Inspired by TOMs shoes, the company that gives a pair of shoes to someone in need with every pair sold -- Even Stevens, a new restaurant based in Salt Lake City, gives a sandwich to a local hungry person with every sandwich sold. According to their website, Even Stevens has donated 444,022 sandwiches so far.

Conscious capitalism as the concept behind Even Stevens

The founder of Even Stevens, Steve Down, is a serial entrepreneur with several start-ups he's currently trying to build to IPO. As the father of millennials who care deeply about social consciousness and giving, Down saw the opportunity to use his skills as an entrepreneur to turn the food service industry into a force for social good. The result is "a sandwich shop with a cause."

Even Stevens is growing rapidly, with two new restaurants opening per month. During the month of April, 2016, they opened three new locations:

  1. Logan, Utah
  2. Ogden, Utah
  3. Boise, Idaho

These three new additions make seven current locations since the first opened in Salt Lake City in June, 2014.

Down plans to have 20+ locations open by the end of 2016. The 10 year plan is to have 4,000 locations feeding over 1,000,000 people per day. To put these numbers in perspective, Subway has approximately 34,000 locations and Chipotle has approximately 2,000.

Anyone inside the restaurant industry would consider the objectives of Even Stevens to be ludicrous. Yet, Down doesn't care about these perceptions; but believes it takes someone outside the industry to approach things differently. He believes the results of Even Stevens speak for themselves, with each location currently opened achieving profitability within the first 30-60 days.

Down believes the success of Even Stevens comes down to a few things:

  1. Creating "raving fans" with an emphasis on social consciousness.
  2. Having a product worth coming back for, meaning the food has to be delicious.
  3. Amazing service and customer experience, with local art and graffiti decorating each restaurant.
  4. Profitability.

Difficulties getting Even Stevens "off the ground"

There are two primary challenges Even Stevens has faced getting to where it's at:
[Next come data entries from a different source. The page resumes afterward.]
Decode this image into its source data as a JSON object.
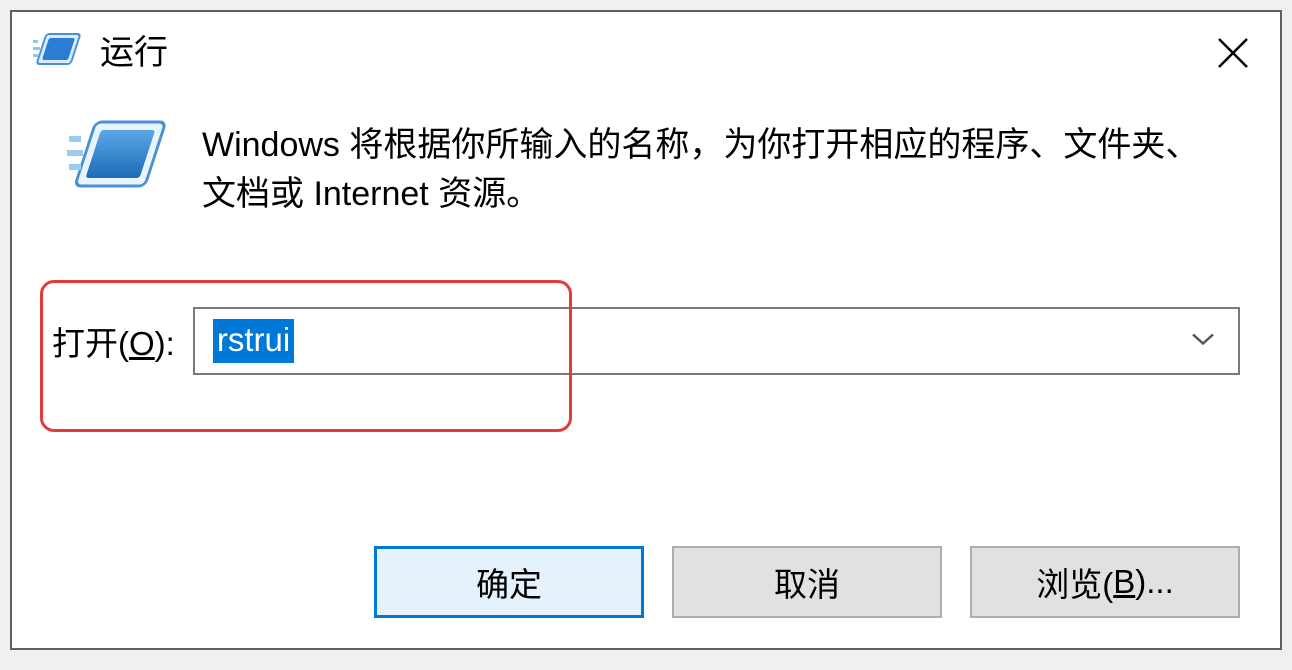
{
  "dialog": {
    "title": "运行",
    "description": "Windows 将根据你所输入的名称，为你打开相应的程序、文件夹、文档或 Internet 资源。",
    "input_label_prefix": "打开(",
    "input_label_hotkey": "O",
    "input_label_suffix": "):",
    "input_value": "rstrui",
    "buttons": {
      "ok": "确定",
      "cancel": "取消",
      "browse_prefix": "浏览(",
      "browse_hotkey": "B",
      "browse_suffix": ")..."
    }
  }
}
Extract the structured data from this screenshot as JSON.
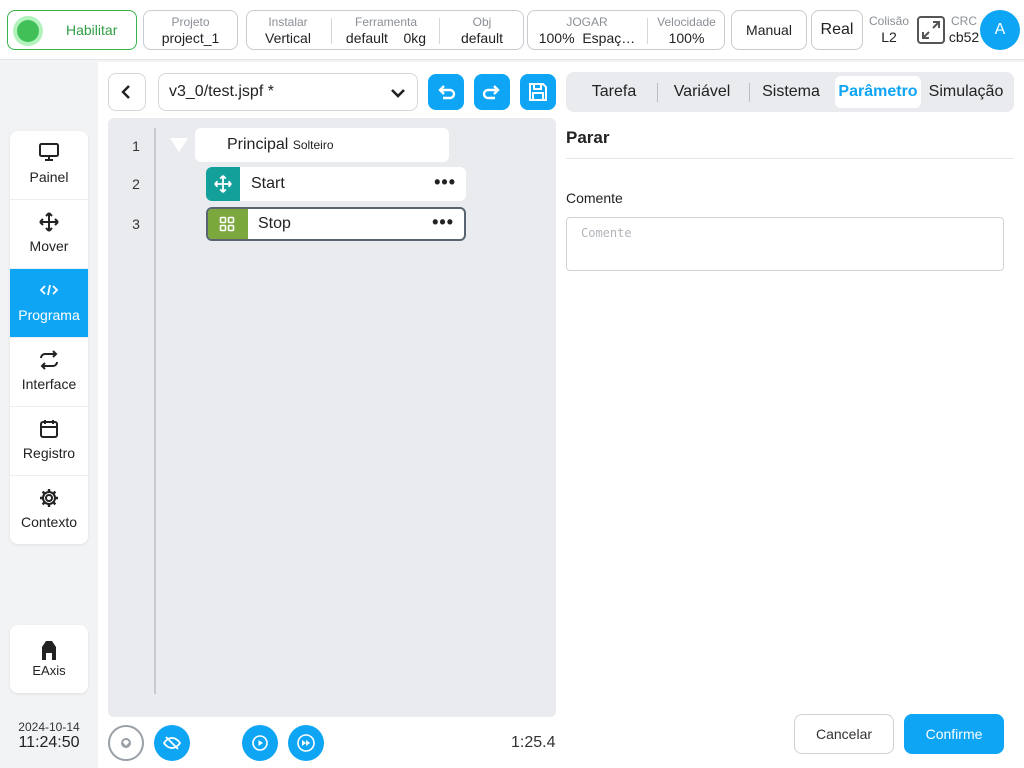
{
  "topbar": {
    "enable_label": "Habilitar",
    "project": {
      "label": "Projeto",
      "value": "project_1"
    },
    "install": {
      "label": "Instalar",
      "value": "Vertical"
    },
    "tool": {
      "label": "Ferramenta",
      "value": "default",
      "weight": "0kg"
    },
    "obj": {
      "label": "Obj",
      "value": "default"
    },
    "jog": {
      "label": "JOGAR",
      "percent": "100%",
      "value": "Espaç…"
    },
    "speed": {
      "label": "Velocidade",
      "value": "100%"
    },
    "manual_label": "Manual",
    "real_label": "Real",
    "collision": {
      "label": "Colisão",
      "value": "L2"
    },
    "crc": {
      "label": "CRC",
      "value": "cb52"
    },
    "avatar": "A",
    "accent": "#0ea5f4",
    "enable_color": "#40c057"
  },
  "sidebar": {
    "items": [
      {
        "label": "Painel",
        "icon": "monitor-icon"
      },
      {
        "label": "Mover",
        "icon": "move-arrows-icon"
      },
      {
        "label": "Programa",
        "icon": "code-icon"
      },
      {
        "label": "Interface",
        "icon": "repeat-arrows-icon"
      },
      {
        "label": "Registro",
        "icon": "calendar-icon"
      },
      {
        "label": "Contexto",
        "icon": "gear-icon"
      }
    ],
    "active_index": 2,
    "eaxis_label": "EAxis",
    "date": "2024-10-14",
    "time": "11:24:50"
  },
  "program": {
    "file": "v3_0/test.jspf *",
    "lines": [
      "1",
      "2",
      "3"
    ],
    "main_node": {
      "label": "Principal",
      "sub": "Solteiro"
    },
    "nodes": [
      {
        "label": "Start",
        "icon": "move-arrows-icon",
        "color": "#14a09a"
      },
      {
        "label": "Stop",
        "icon": "grid-icon",
        "color": "#7aa83c"
      }
    ],
    "selected_index": 1,
    "more": "•••",
    "elapsed": "1:25.4"
  },
  "panel": {
    "tabs": [
      "Tarefa",
      "Variável",
      "Sistema",
      "Parâmetro",
      "Simulação"
    ],
    "active_tab": 3,
    "title": "Parar",
    "comment_label": "Comente",
    "comment_placeholder": "Comente",
    "comment_value": "",
    "cancel_label": "Cancelar",
    "confirm_label": "Confirme"
  }
}
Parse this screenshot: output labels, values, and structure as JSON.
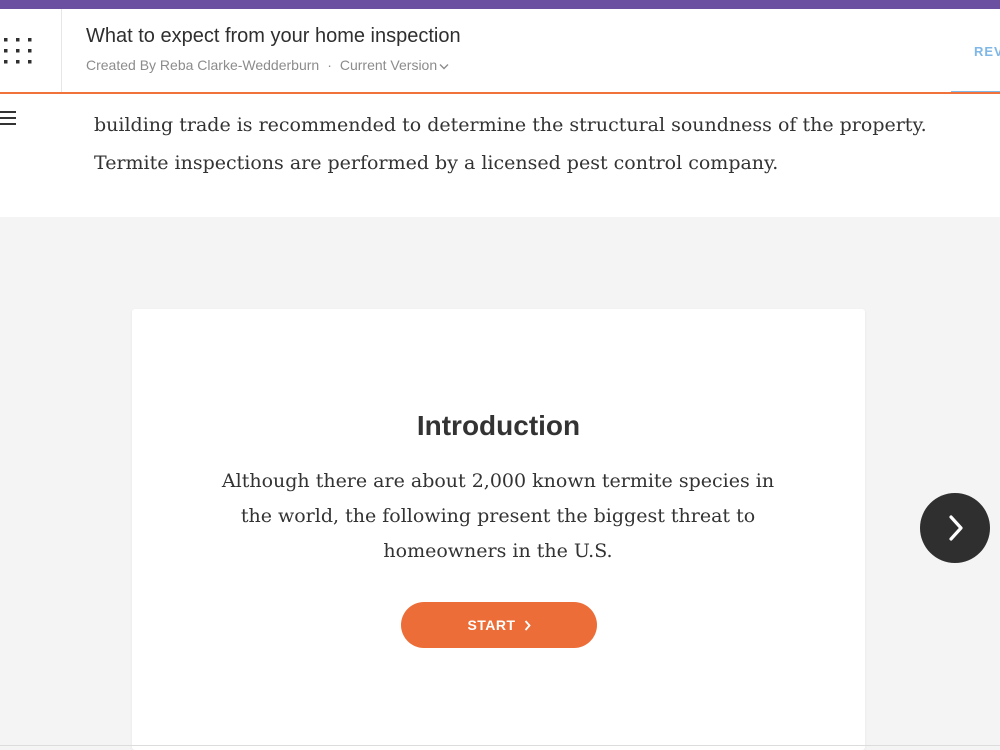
{
  "header": {
    "title": "What to expect from your home inspection",
    "created_by": "Created By Reba Clarke-Wedderburn",
    "separator": "·",
    "version_label": "Current Version",
    "review_tab": "REV",
    "icons": {
      "apps": "grid-dots-icon",
      "version_dropdown": "chevron-down-icon"
    }
  },
  "content": {
    "paragraph": "building trade is recommended to determine the structural soundness of the property. Termite inspections are performed by a licensed pest control company."
  },
  "intro_card": {
    "heading": "Introduction",
    "text": "Although there are about 2,000 known termite species in the world, the following present the biggest threat to homeowners in the U.S.",
    "start_label": "START",
    "icons": {
      "start": "chevron-right-icon"
    }
  },
  "navigation": {
    "next_icon": "chevron-right-icon",
    "menu_icon": "hamburger-menu-icon"
  },
  "colors": {
    "top_strip": "#6b4fa0",
    "accent": "#ec6d38",
    "review": "#7fb7e6",
    "text": "#333333",
    "background_gray": "#f4f4f4",
    "next_button": "#2f2f2f"
  }
}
  1. Getting people to invest during the early days. It's not uncommon knowledge that most restaurants fail the first year (90 percent to be exact). And to have a restaurant that gives thousands of sandwiches away every day. That was a tough sell. However, says, "With several profitable locations open and many more close to opening, many people are eager to invest now."
  • Originally, the idea was to have the staff make all the sandwiches and deliver them to the non-profits. Good in theory, bad in practice. It wasn't sustainable or scale-able. So they tweaked it. They developed their own system for having food delivered to the non-profit based on need. Non-profits are used to feeding their clients "left-over" food, so this innovative system facilitating fresh and wholesome food makes a lot of people happy.
  • Conclusion
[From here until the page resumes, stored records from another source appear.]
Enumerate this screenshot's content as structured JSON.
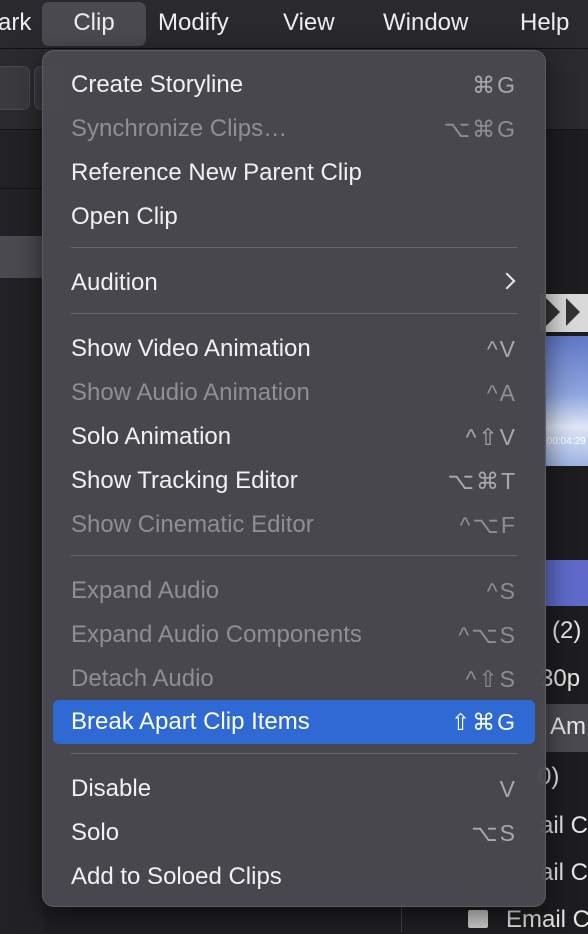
{
  "menubar": {
    "items": [
      "ark",
      "Clip",
      "Modify",
      "View",
      "Window",
      "Help"
    ],
    "active": "Clip"
  },
  "menu": {
    "items": [
      {
        "label": "Create Storyline",
        "shortcut": "⌘G",
        "enabled": true
      },
      {
        "label": "Synchronize Clips…",
        "shortcut": "⌥⌘G",
        "enabled": false
      },
      {
        "label": "Reference New Parent Clip",
        "shortcut": "",
        "enabled": true
      },
      {
        "label": "Open Clip",
        "shortcut": "",
        "enabled": true
      },
      {
        "label": "Audition",
        "shortcut": "",
        "enabled": true,
        "submenu": true
      },
      {
        "label": "Show Video Animation",
        "shortcut": "^V",
        "enabled": true
      },
      {
        "label": "Show Audio Animation",
        "shortcut": "^A",
        "enabled": false
      },
      {
        "label": "Solo Animation",
        "shortcut": "^⇧V",
        "enabled": true
      },
      {
        "label": "Show Tracking Editor",
        "shortcut": "⌥⌘T",
        "enabled": true
      },
      {
        "label": "Show Cinematic Editor",
        "shortcut": "^⌥F",
        "enabled": false
      },
      {
        "label": "Expand Audio",
        "shortcut": "^S",
        "enabled": false
      },
      {
        "label": "Expand Audio Components",
        "shortcut": "^⌥S",
        "enabled": false
      },
      {
        "label": "Detach Audio",
        "shortcut": "^⇧S",
        "enabled": false
      },
      {
        "label": "Break Apart Clip Items",
        "shortcut": "⇧⌘G",
        "enabled": true,
        "selected": true
      },
      {
        "label": "Disable",
        "shortcut": "V",
        "enabled": true
      },
      {
        "label": "Solo",
        "shortcut": "⌥S",
        "enabled": true
      },
      {
        "label": "Add to Soloed Clips",
        "shortcut": "",
        "enabled": true
      }
    ]
  },
  "background": {
    "timecode": ":00:04:29",
    "side_texts": [
      "(2)",
      "30p",
      "Am",
      "0)",
      "ail C",
      "ail C",
      "Email C"
    ]
  },
  "colors": {
    "selection": "#2f69d3",
    "menu_bg": "#48484e",
    "purple_bar": "#5e6ac9"
  }
}
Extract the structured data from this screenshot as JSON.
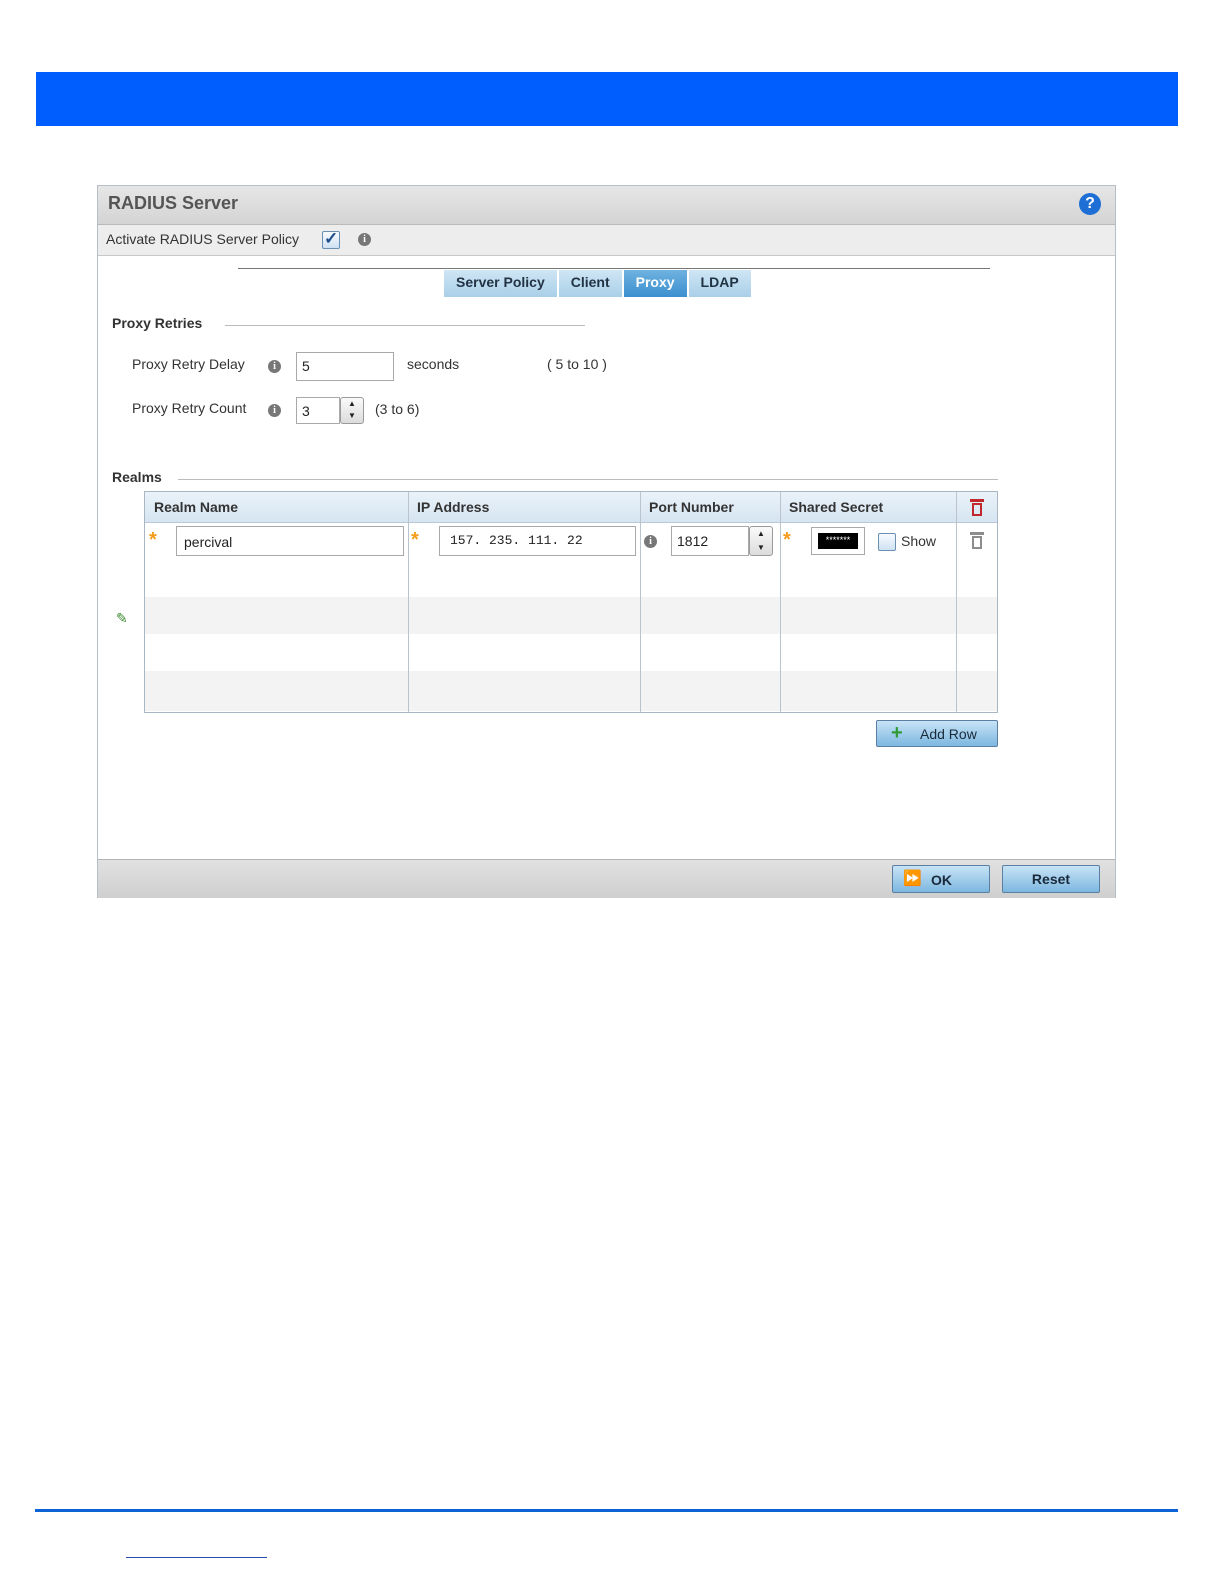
{
  "panel": {
    "title": "RADIUS Server",
    "help": "?",
    "activate_label": "Activate RADIUS Server Policy",
    "activate_checked": true
  },
  "tabs": [
    {
      "label": "Server Policy",
      "active": false
    },
    {
      "label": "Client",
      "active": false
    },
    {
      "label": "Proxy",
      "active": true
    },
    {
      "label": "LDAP",
      "active": false
    }
  ],
  "proxy_retries": {
    "title": "Proxy Retries",
    "delay_label": "Proxy Retry Delay",
    "delay_value": "5",
    "delay_unit": "seconds",
    "delay_range": "( 5 to 10 )",
    "count_label": "Proxy Retry Count",
    "count_value": "3",
    "count_range": "(3 to 6)"
  },
  "realms": {
    "title": "Realms",
    "columns": [
      "Realm Name",
      "IP Address",
      "Port Number",
      "Shared Secret"
    ],
    "rows": [
      {
        "realm_name": "percival",
        "ip_address": "157. 235. 111.  22",
        "port": "1812",
        "secret": "*******",
        "show_label": "Show",
        "show_checked": false
      }
    ],
    "add_row_label": "Add Row"
  },
  "footer": {
    "ok_label": "OK",
    "reset_label": "Reset"
  },
  "colors": {
    "header_bar": "#005eff",
    "tab_active": "#3b8fcf",
    "required_star": "#f59d1b",
    "delete_red": "#c0282d"
  }
}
    According to Steve Down, every company should have a "give-back." Not only is it socially conscious, and right, but according to Down it's also good business.

    In order to maintain their rapid growth and growing fan base, Susan Knight, the chief investment officer of Even Stevens believes the biggest hurdle will be "making sure not to compromise quality as they grow."